Ravel's so-called "posthumous" sonata, rather than having been penned from beyond the grave, is of course an early work not published until 1975, long after the composer's death. Not to be confused with Ravel's much better known G major sonata from 30 years later, which melds blues with neo-Classicism, this compact, one-movement sonata in A minor from 1897 adheres to the classic exposition-development-recapitulation-coda sequence. It shows the strong influence of Fauré and Franck, yet also uses a harmonic and melodic language Ravel would later make his own in his Piano Trio and String Quartet. The first theme, heard without introduction, is sinuous and dreamy; the second theme, brought in after a short piano solo, is smoother, broader, and at times vaguely Oriental, while still almost passing for Fauré. The coda, after a condensed recapitulation, is particularly chromatic, as if it were plucked from Franck's more famous violin sonata.

Throughout this work, Ravel constantly shifts meters and indulges in harmonic vagueness, helping place the sonata solidly in the French Impressionist style.
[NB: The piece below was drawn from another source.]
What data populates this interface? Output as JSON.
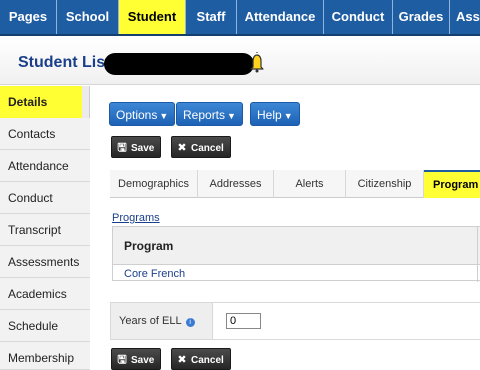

Yet he also overly relies on triplets, allows his melody to descend frequently into repetition, and displays a competent but not entirely idiomatic knowledge of violin technique. Ravel obviously considered the work too flawed for publication, but it is nevertheless a beguiling piece that surely would have entered the standard repertory had Ravel tightened it up a few years after composing it.